BEGIN Source material
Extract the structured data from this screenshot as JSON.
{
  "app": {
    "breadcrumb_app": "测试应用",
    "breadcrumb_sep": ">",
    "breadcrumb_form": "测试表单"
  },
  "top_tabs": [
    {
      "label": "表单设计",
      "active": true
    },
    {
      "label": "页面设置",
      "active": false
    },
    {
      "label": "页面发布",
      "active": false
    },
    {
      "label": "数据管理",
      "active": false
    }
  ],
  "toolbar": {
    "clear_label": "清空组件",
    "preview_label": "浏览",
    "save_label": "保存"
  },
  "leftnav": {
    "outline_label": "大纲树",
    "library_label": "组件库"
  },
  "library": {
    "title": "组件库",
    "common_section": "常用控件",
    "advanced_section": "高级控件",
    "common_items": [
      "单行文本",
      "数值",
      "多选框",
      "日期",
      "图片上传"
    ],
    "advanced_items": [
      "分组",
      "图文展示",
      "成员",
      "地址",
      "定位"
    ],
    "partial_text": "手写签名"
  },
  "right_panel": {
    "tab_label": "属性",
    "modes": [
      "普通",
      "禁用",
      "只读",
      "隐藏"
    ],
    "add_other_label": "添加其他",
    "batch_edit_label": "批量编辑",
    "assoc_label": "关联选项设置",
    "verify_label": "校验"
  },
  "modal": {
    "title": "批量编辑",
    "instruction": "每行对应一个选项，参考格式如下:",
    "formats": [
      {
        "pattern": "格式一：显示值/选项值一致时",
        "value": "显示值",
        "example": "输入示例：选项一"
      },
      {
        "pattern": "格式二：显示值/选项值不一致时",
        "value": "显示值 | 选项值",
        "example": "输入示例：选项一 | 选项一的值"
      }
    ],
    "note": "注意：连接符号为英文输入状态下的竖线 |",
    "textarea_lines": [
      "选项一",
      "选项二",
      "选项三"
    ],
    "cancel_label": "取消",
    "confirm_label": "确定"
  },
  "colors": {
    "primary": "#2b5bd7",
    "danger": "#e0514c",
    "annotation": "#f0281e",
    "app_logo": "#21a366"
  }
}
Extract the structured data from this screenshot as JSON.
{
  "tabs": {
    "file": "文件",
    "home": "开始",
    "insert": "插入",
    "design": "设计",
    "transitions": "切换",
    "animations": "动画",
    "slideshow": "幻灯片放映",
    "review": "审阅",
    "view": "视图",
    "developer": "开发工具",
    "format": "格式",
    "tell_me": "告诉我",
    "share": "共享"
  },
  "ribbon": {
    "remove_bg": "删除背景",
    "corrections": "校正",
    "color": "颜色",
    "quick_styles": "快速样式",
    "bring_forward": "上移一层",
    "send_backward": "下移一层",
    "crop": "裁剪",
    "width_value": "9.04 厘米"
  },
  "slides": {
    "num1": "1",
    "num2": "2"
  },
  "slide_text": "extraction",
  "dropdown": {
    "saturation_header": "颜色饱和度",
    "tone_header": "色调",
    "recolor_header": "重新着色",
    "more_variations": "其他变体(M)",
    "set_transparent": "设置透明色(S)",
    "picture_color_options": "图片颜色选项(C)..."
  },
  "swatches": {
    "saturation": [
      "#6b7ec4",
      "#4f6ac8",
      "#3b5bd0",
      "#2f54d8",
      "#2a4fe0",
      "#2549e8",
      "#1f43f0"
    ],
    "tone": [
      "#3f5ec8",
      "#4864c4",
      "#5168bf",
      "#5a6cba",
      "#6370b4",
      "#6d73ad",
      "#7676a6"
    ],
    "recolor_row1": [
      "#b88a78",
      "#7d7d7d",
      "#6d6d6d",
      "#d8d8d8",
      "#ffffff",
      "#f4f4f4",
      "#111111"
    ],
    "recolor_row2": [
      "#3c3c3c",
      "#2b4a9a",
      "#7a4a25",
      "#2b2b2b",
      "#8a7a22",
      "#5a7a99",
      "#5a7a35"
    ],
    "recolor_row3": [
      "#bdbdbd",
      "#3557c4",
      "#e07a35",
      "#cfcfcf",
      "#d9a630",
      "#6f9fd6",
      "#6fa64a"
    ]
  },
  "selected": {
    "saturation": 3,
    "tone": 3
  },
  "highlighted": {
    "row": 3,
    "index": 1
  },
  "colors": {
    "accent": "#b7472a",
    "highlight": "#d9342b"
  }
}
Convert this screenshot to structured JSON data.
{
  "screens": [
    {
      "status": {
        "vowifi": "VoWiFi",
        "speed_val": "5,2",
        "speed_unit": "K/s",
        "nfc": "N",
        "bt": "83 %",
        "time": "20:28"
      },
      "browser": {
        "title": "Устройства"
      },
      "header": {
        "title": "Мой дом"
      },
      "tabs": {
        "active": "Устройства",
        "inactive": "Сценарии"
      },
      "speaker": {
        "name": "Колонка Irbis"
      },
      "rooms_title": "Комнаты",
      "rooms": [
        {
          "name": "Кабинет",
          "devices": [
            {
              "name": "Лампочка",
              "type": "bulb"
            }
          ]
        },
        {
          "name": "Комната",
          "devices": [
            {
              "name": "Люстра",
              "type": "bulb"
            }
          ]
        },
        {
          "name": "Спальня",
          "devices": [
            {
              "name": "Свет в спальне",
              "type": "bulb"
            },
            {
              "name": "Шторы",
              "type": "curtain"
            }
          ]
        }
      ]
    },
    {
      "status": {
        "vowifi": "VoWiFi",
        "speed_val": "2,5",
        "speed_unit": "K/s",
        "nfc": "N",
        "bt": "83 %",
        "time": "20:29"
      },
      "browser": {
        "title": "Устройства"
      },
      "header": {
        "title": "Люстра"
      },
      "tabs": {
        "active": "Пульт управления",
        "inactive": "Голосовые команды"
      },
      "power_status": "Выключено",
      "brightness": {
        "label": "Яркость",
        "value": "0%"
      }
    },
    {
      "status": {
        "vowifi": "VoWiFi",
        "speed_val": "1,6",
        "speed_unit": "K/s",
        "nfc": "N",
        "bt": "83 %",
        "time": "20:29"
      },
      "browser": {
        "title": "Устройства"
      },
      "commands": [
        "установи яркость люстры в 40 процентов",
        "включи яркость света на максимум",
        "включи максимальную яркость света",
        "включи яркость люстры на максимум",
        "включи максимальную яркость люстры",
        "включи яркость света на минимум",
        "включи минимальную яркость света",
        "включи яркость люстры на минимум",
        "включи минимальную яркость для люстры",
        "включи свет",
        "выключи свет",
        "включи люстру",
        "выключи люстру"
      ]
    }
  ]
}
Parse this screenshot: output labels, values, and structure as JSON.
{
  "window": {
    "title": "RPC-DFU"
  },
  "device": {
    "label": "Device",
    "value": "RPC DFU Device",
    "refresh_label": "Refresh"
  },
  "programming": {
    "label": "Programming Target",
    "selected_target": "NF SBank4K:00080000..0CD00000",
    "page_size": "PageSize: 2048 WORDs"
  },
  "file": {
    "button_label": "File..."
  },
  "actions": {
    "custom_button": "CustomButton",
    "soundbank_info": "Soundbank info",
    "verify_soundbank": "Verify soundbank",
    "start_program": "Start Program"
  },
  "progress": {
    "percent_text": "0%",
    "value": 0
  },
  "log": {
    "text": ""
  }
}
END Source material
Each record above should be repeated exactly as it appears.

Solved exercise =>
Extract the structured data from this screenshot as JSON.
{
  "app": {
    "breadcrumb_app": "测试应用",
    "breadcrumb_sep": ">",
    "breadcrumb_form": "测试表单"
  },
  "top_tabs": [
    {
      "label": "表单设计",
      "active": true
    },
    {
      "label": "页面设置",
      "active": false
    },
    {
      "label": "页面发布",
      "active": false
    },
    {
      "label": "数据管理",
      "active": false
    }
  ],
  "toolbar": {
    "clear_label": "清空组件",
    "preview_label": "浏览",
    "save_label": "保存"
  },
  "leftnav": {
    "outline_label": "大纲树",
    "library_label": "组件库"
  },
  "library": {
    "title": "组件库",
    "common_section": "常用控件",
    "advanced_section": "高级控件",
    "common_items": [
      "单行文本",
      "数值",
      "多选框",
      "日期",
      "图片上传"
    ],
    "advanced_items": [
      "分组",
      "图文展示",
      "成员",
      "地址",
      "定位"
    ],
    "partial_text": "手写签名"
  },
  "right_panel": {
    "tab_label": "属性",
    "modes": [
      "普通",
      "禁用",
      "只读",
      "隐藏"
    ],
    "add_other_label": "添加其他",
    "batch_edit_label": "批量编辑",
    "assoc_label": "关联选项设置",
    "verify_label": "校验"
  },
  "modal": {
    "title": "批量编辑",
    "instruction": "每行对应一个选项，参考格式如下:",
    "formats": [
      {
        "pattern": "格式一：显示值/选项值一致时",
        "value": "显示值",
        "example": "输入示例：选项一"
      },
      {
        "pattern": "格式二：显示值/选项值不一致时",
        "value": "显示值 | 选项值",
        "example": "输入示例：选项一 | 选项一的值"
      }
    ],
    "note": "注意：连接符号为英文输入状态下的竖线 |",
    "textarea_lines": [
      "选项一",
      "选项二",
      "选项三"
    ],
    "cancel_label": "取消",
    "confirm_label": "确定"
  },
  "colors": {
    "primary": "#2b5bd7",
    "danger": "#e0514c",
    "annotation": "#f0281e",
    "app_logo": "#21a366"
  }
}
Extract the structured data from this screenshot as JSON.
{
  "tabs": {
    "file": "文件",
    "home": "开始",
    "insert": "插入",
    "design": "设计",
    "transitions": "切换",
    "animations": "动画",
    "slideshow": "幻灯片放映",
    "review": "审阅",
    "view": "视图",
    "developer": "开发工具",
    "format": "格式",
    "tell_me": "告诉我",
    "share": "共享"
  },
  "ribbon": {
    "remove_bg": "删除背景",
    "corrections": "校正",
    "color": "颜色",
    "quick_styles": "快速样式",
    "bring_forward": "上移一层",
    "send_backward": "下移一层",
    "crop": "裁剪",
    "width_value": "9.04 厘米"
  },
  "slides": {
    "num1": "1",
    "num2": "2"
  },
  "slide_text": "extraction",
  "dropdown": {
    "saturation_header": "颜色饱和度",
    "tone_header": "色调",
    "recolor_header": "重新着色",
    "more_variations": "其他变体(M)",
    "set_transparent": "设置透明色(S)",
    "picture_color_options": "图片颜色选项(C)..."
  },
  "swatches": {
    "saturation": [
      "#6b7ec4",
      "#4f6ac8",
      "#3b5bd0",
      "#2f54d8",
      "#2a4fe0",
      "#2549e8",
      "#1f43f0"
    ],
    "tone": [
      "#3f5ec8",
      "#4864c4",
      "#5168bf",
      "#5a6cba",
      "#6370b4",
      "#6d73ad",
      "#7676a6"
    ],
    "recolor_row1": [
      "#b88a78",
      "#7d7d7d",
      "#6d6d6d",
      "#d8d8d8",
      "#ffffff",
      "#f4f4f4",
      "#111111"
    ],
    "recolor_row2": [
      "#3c3c3c",
      "#2b4a9a",
      "#7a4a25",
      "#2b2b2b",
      "#8a7a22",
      "#5a7a99",
      "#5a7a35"
    ],
    "recolor_row3": [
      "#bdbdbd",
      "#3557c4",
      "#e07a35",
      "#cfcfcf",
      "#d9a630",
      "#6f9fd6",
      "#6fa64a"
    ]
  },
  "selected": {
    "saturation": 3,
    "tone": 3
  },
  "highlighted": {
    "row": 3,
    "index": 1
  },
  "colors": {
    "accent": "#b7472a",
    "highlight": "#d9342b"
  }
}
Convert this screenshot to structured JSON data.
{
  "screens": [
    {
      "status": {
        "vowifi": "VoWiFi",
        "speed_val": "5,2",
        "speed_unit": "K/s",
        "nfc": "N",
        "bt": "83 %",
        "time": "20:28"
      },
      "browser": {
        "title": "Устройства"
      },
      "header": {
        "title": "Мой дом"
      },
      "tabs": {
        "active": "Устройства",
        "inactive": "Сценарии"
      },
      "speaker": {
        "name": "Колонка Irbis"
      },
      "rooms_title": "Комнаты",
      "rooms": [
        {
          "name": "Кабинет",
          "devices": [
            {
              "name": "Лампочка",
              "type": "bulb"
            }
          ]
        },
        {
          "name": "Комната",
          "devices": [
            {
              "name": "Люстра",
              "type": "bulb"
            }
          ]
        },
        {
          "name": "Спальня",
          "devices": [
            {
              "name": "Свет в спальне",
              "type": "bulb"
            },
            {
              "name": "Шторы",
              "type": "curtain"
            }
          ]
        }
      ]
    },
    {
      "status": {
        "vowifi": "VoWiFi",
        "speed_val": "2,5",
        "speed_unit": "K/s",
        "nfc": "N",
        "bt": "83 %",
        "time": "20:29"
      },
      "browser": {
        "title": "Устройства"
      },
      "header": {
        "title": "Люстра"
      },
      "tabs": {
        "active": "Пульт управления",
        "inactive": "Голосовые команды"
      },
      "power_status": "Выключено",
      "brightness": {
        "label": "Яркость",
        "value": "0%"
      }
    },
    {
      "status": {
        "vowifi": "VoWiFi",
        "speed_val": "1,6",
        "speed_unit": "K/s",
        "nfc": "N",
        "bt": "83 %",
        "time": "20:29"
      },
      "browser": {
        "title": "Устройства"
      },
      "commands": [
        "установи яркость люстры в 40 процентов",
        "включи яркость света на максимум",
        "включи максимальную яркость света",
        "включи яркость люстры на максимум",
        "включи максимальную яркость люстры",
        "включи яркость света на минимум",
        "включи минимальную яркость света",
        "включи яркость люстры на минимум",
        "включи минимальную яркость для люстры",
        "включи свет",
        "выключи свет",
        "включи люстру",
        "выключи люстру"
      ]
    }
  ]
}
Parse this screenshot: output labels, values, and structure as JSON.
{
  "window": {
    "title": "RPC-DFU"
  },
  "device": {
    "label": "Device",
    "value": "RPC DFU Device",
    "refresh_label": "Refresh"
  },
  "programming": {
    "label": "Programming Target",
    "selected_target": "NF SBank4K:00080000..0CD00000",
    "page_size": "PageSize: 2048 WORDs"
  },
  "file": {
    "button_label": "File..."
  },
  "actions": {
    "custom_button": "CustomButton",
    "soundbank_info": "Soundbank info",
    "verify_soundbank": "Verify soundbank",
    "start_program": "Start Program"
  },
  "progress": {
    "percent_text": "0%",
    "value": 0
  },
  "log": {
    "text": ""
  }
}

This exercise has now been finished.